Aiken-Phillips described QuikTrip's inspection programs and identified specific tasks that require an employee to go outside of the store. At 5:00 a.m., 2:00 p.m., and 10:00 p.m., the manager about to start his shift performs a "ShiftWalk, " which includes performing tasks outside of the store, including in the parking and gas pump areas. During their shifts, QuikTrip employees are also required to complete certain tasks listed on a Daily Activity Worksheet ("DAW"). There is no set time during a shift that an employee must complete any specific DAW task and the DAW tasks required to be completed vary depending on the shift. The morning shift - the shift during which Plaintiff's fall occurred - includes forty-nine (49) tasks, at least nine (9) of which require the employee to go outside of the store. (Aiken-Phillips Aff. ¶¶ 6-7).

Aiken-Phillips testified also that "QuikTrip employees are trained and instructed to monitor and correct any situation with respect to the floor or outside grounds as they work and walk through the areas and to pick up any debris or clean any spills on the floor or outside grounds." (Id. ¶ 8). He stated that QuikTrip employees are instructed to clean up spills immediately, how to clean up oil spills, and that whenever he sees a spill outside on the premises, he always cleans it up. (Id.; see also Aiken-Phillips Dep. at 47-50; 54). Love also stated that she "will go outside to the gas bays to help customers on a daily basis, " and, if she notices any unsafe conditions, she removes them. (Love Aff. ¶¶ 8-9). Aiken-Phillips stated that, at least once per day, a QuikTrip employee inspects the parking lot and gas pump areas specifically looking for oil spills, and, in addition to the daily inspection, "if we have see [sic], like, a big oil spot like that, we're instructed to clean it up. We can't just leave spots for people to slip on." (Aiken-Phillips Dep. at 69:10-70:16). Aiken-Phillips testified that he has worked for QuikTrip since 2011, and, although he has seen and cleaned up oil spills in the parking lot, he was not aware of anyone ever falling at QuikTrip, including in the parking lot or near the gas pumps. (Id. at 67-70).

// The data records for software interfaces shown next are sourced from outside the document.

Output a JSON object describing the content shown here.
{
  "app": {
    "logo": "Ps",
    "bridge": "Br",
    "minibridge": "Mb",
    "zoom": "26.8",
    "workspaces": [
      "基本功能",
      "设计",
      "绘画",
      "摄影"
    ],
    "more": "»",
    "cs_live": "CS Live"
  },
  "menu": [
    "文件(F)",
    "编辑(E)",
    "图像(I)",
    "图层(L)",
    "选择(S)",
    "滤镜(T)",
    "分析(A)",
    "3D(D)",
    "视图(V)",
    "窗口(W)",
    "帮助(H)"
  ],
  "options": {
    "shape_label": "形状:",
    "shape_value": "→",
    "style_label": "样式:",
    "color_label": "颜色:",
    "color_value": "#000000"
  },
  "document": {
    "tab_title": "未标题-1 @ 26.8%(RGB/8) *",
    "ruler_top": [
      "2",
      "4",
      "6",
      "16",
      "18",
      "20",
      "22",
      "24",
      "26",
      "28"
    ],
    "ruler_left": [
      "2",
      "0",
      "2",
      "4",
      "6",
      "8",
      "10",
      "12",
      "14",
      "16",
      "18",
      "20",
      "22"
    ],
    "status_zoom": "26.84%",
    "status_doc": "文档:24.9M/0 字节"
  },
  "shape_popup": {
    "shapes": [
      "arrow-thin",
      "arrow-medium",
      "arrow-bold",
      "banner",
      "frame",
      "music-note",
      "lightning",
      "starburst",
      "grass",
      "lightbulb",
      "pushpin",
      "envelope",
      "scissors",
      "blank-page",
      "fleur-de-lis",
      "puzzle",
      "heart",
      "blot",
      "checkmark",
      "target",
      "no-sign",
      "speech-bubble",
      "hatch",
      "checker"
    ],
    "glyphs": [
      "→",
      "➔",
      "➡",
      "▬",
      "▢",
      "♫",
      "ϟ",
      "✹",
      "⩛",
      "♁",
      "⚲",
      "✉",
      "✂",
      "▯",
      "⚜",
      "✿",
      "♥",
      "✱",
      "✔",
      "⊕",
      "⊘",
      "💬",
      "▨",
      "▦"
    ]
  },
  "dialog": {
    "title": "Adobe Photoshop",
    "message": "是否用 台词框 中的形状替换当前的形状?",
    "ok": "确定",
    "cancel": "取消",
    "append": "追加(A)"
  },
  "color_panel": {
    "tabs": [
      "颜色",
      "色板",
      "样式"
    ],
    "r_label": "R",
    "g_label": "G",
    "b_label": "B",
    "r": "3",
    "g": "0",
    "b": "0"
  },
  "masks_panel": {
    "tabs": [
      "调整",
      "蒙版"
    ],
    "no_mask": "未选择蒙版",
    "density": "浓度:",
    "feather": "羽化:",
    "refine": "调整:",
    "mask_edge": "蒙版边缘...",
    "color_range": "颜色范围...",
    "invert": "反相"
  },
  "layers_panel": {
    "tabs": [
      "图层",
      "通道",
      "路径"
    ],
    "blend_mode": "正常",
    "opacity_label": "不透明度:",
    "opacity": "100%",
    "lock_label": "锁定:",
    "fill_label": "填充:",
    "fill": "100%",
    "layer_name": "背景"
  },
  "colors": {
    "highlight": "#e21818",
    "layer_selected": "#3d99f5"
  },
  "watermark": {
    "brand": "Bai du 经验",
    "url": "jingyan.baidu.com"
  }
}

Aiken-Phillips also testified that QuikTrip's inspection procedure was being followed on the day of Plaintiff's fall. On July 28, 2012, Aiken-Phillips arrived at QuikTrip at approximately 5:55 a.m. and he noticed that Phillips had already completed the ShiftWalk. (Aiken-Phillips Aff. ¶ 4). Aiken-Phillips stated that, before Plaintiff's fall, he inspected the area around Pump 8 at least three (3) times, including while performing some DAW tasks outside of the store, and he did not observe any liquid on the ground. (Aiken-Phillips Dep. at 46, 78-79). Approximately thirty (30) minutes before Plaintiff's fall, from 9:00 a.m. to 9:30 a.m., Aiken-Phillips filled the windshield valets, which "took [him] outside, into the parking lot and in and around the Pump 8 area at 9:30 a.m., and [he] saw no oil spills." (Aiken-Phillips Aff. ¶ 7; see also Aiken-Phillips Dep. 78-79). Love also testified: "When I went outside prior to 10:00 a.m. on July 28, 2012, I would have removed visible unsafe conditions, if I had found any. I recall there being no such visible unsafe conditions." (Love Aff. ¶ 9).

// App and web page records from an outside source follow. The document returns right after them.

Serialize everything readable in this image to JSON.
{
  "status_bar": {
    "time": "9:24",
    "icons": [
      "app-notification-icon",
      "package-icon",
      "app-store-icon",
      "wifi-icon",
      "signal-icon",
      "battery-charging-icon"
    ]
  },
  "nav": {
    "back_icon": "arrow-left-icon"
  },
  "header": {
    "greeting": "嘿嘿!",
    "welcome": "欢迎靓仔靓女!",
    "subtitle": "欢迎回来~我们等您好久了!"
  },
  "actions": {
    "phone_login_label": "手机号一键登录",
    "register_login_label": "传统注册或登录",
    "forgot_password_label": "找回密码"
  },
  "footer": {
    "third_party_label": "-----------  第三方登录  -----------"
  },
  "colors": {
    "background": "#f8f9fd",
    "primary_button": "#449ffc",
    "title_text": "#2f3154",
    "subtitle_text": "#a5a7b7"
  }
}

The evidence is that QuikTrip employees regularly go outside of the store, including to perform required DAW tasks throughout their shift; QuikTrip instructs its employees to constantly "monitor and correct any situation with respect to the floor or outside grounds as they work and walk through the areas and to pick up any debris or clean any spills on the floor or outside grounds;" and pursuant to this inspection program, QuikTrip employees inspected the area around Pump 8 several times before Plaintiff's fall and did not observe any liquid in the area. Other than Plaintiff, there is no evidence in the record that any other person - customer or employee - ever slipped and fell at QuikTrip, including outside or near the gas pumps, and there is no evidence suggesting that anyone saw or complained of liquid on the premises that day. There is no evidence to support that QuikTrip was aware of conditions in the area of Plaintiff's fall that required more frequent inspections. Under these circumstances, the Court finds that QuikTrip's inspection procedure was reasonable.[6] See Patrick, 552 S.E.2d at 459-60; Quarles, 588 S.E.2d at 340.

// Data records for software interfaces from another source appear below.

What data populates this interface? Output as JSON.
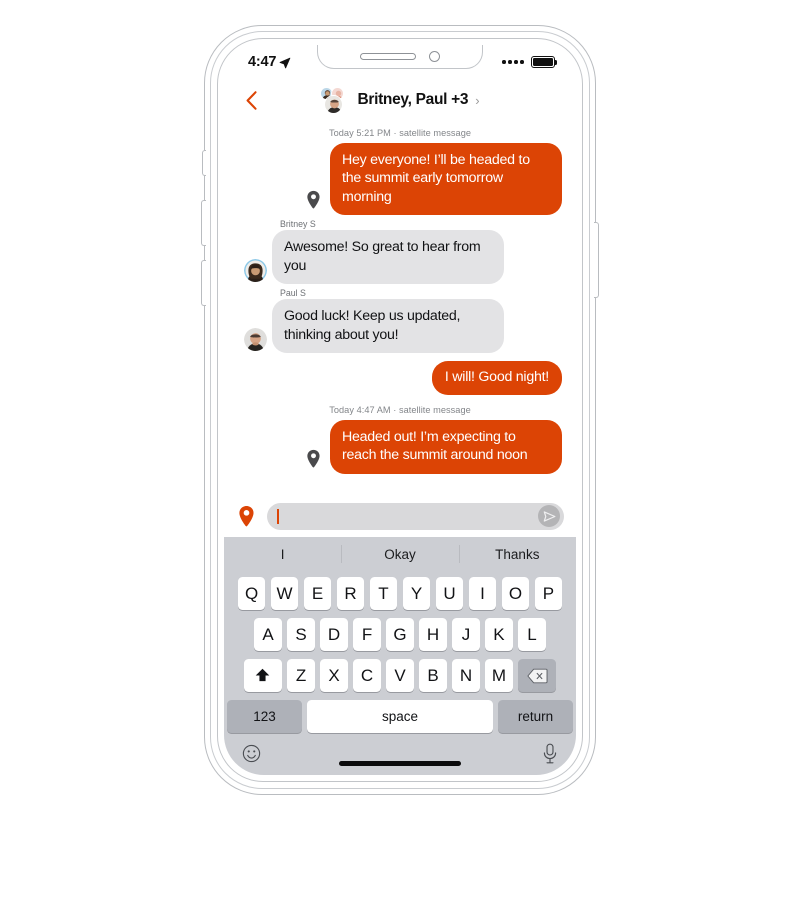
{
  "device": {
    "name": "smartphone",
    "status_bar": {
      "time": "4:47",
      "location_icon": "location-arrow-icon",
      "signal_icon": "signal-dots-icon",
      "battery_icon": "battery-full-icon"
    }
  },
  "nav": {
    "back_icon": "chevron-left-icon",
    "title": "Britney, Paul +3",
    "disclosure_icon": "chevron-right-icon",
    "avatar_icon": "group-avatar-icon"
  },
  "conversation": {
    "items": [
      {
        "kind": "system",
        "text": "Today 5:21 PM · satellite message"
      },
      {
        "kind": "sent",
        "text": "Hey everyone! I’ll be headed to the summit early tomorrow morning",
        "icon": "location-pin-icon"
      },
      {
        "kind": "received",
        "sender": "Britney S",
        "text": "Awesome! So great to hear from you",
        "avatar": "britney-avatar"
      },
      {
        "kind": "received",
        "sender": "Paul S",
        "text": "Good luck! Keep us updated, thinking about you!",
        "avatar": "paul-avatar"
      },
      {
        "kind": "sent_short",
        "text": "I will! Good night!"
      },
      {
        "kind": "system",
        "text": "Today 4:47 AM · satellite message"
      },
      {
        "kind": "sent",
        "text": "Headed out! I’m expecting to reach the summit around noon",
        "icon": "location-pin-icon"
      }
    ]
  },
  "composer": {
    "pin_icon": "location-pin-filled-icon",
    "value": "",
    "placeholder": "",
    "send_icon": "send-arrow-icon"
  },
  "keyboard": {
    "suggestions": [
      "I",
      "Okay",
      "Thanks"
    ],
    "row1": [
      "Q",
      "W",
      "E",
      "R",
      "T",
      "Y",
      "U",
      "I",
      "O",
      "P"
    ],
    "row2": [
      "A",
      "S",
      "D",
      "F",
      "G",
      "H",
      "J",
      "K",
      "L"
    ],
    "row3": [
      "Z",
      "X",
      "C",
      "V",
      "B",
      "N",
      "M"
    ],
    "shift_icon": "shift-up-arrow-icon",
    "backspace_icon": "backspace-delete-icon",
    "numbers_label": "123",
    "space_label": "space",
    "return_label": "return",
    "emoji_icon": "emoji-smiley-icon",
    "mic_icon": "microphone-icon"
  },
  "colors": {
    "accent_orange": "#DC4405",
    "received_bubble": "#e3e3e5",
    "keyboard_bg": "#ccced3",
    "key_white": "#ffffff",
    "key_grey": "#aeb1b8"
  }
}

Although the Court concludes that QuikTrip's inspection procedure was reasonable as a matter of law, even if it was not, the evidence is that Aiken-Phillips actually inspected the area of Plaintiff's fall thirty (30) minutes before the accident and he did not observe any liquid on the ground. In Georgia, "[r]egardless of the adequacy of any inspection program, when an owner shows that an inspection occurred within a brief period of time prior to an invitee's fall, the inspection procedure was adequate as a matter of law and defeats an invitee's negligence action." Mucyo v. Publix Super Markets, Inc., 688 S.E.2d 372, 375 (Ga.Ct.App. 2009) (citing Medders, 572 S.E.2d at 388). Although what constitutes a "brief period of time" has not been defined specifically, Georgia courts have held that inspections conducted within thirty (30) minutes before the injury-causing event were adequate as a matter of law. See, e.g., Hopkins v. Kmart Corp., 502 S.E.2d 476, 478-79 (Ga.Ct.App. 1998) (inspection conducted thirty minutes before fall was adequate as matter of law); Ledford v. Wal-Mart Stores East, LP, No. 3:09-cv-00021-JTC, Doc. 41 (N.D.Ga. Jan. 12, 2010) (granting summary judgment to defendant where store conducted periodic inspections and area of fall was inspected within thirty minutes before fall); Wallace, 612 S.E.2d at 529-32 (inspection conducted 15-20 minutes before fall adequate as a matter of law) (collecting cases).

Here, Plaintiff alleges that he slipped and fell on liquid in the outdoor gas pump area of a convenience store, where a slip-and-fall accident had never before been reported, QuikTrip had no reason to believe that there were any dangerous conditions in the area that could cause someone to slip and fall, and Aiken-Phillips inspected the area within thirty (30) minutes before Plaintiff's fall and he did not observe any liquid on the ground. Aiken-Phillips's inspection of the area shows that QuikTrip exercised reasonable care in the inspection of its premises. See Hopkins, 502 S.E.2d at 478-79.

There is no evidence that QuikTrip employees were in the immediate vicinity of the liquid, and there is no evidence that they were in a position to have seen the liquid and removed it before Plaintiff's fall. Having found that QuikTrip exercised reasonable care in the inspection of its premises, the Court concludes that no reasonable juror could find that QuikTrip had constructive knowledge of the liquid that allegedly caused Plaintiff's fall. QuikTrip's Motion for Summary Judgment is granted.

III. CONCLUSION

For the foregoing reasons,

IT IS HEREBY ORDERED that QuikTrip's Motion for Oral Argument [38] is DENIED.

IT IS FURTHER ORDERED that QuikTrip's Motion for Summary Judgment [33] is GRANTED.

SO ORDERED.


Buy This Entire Record For $7.95

Official citation and/or docket number and footnotes (if any) for this case available with purchase.

Learn more about what you receive with purchase of this case.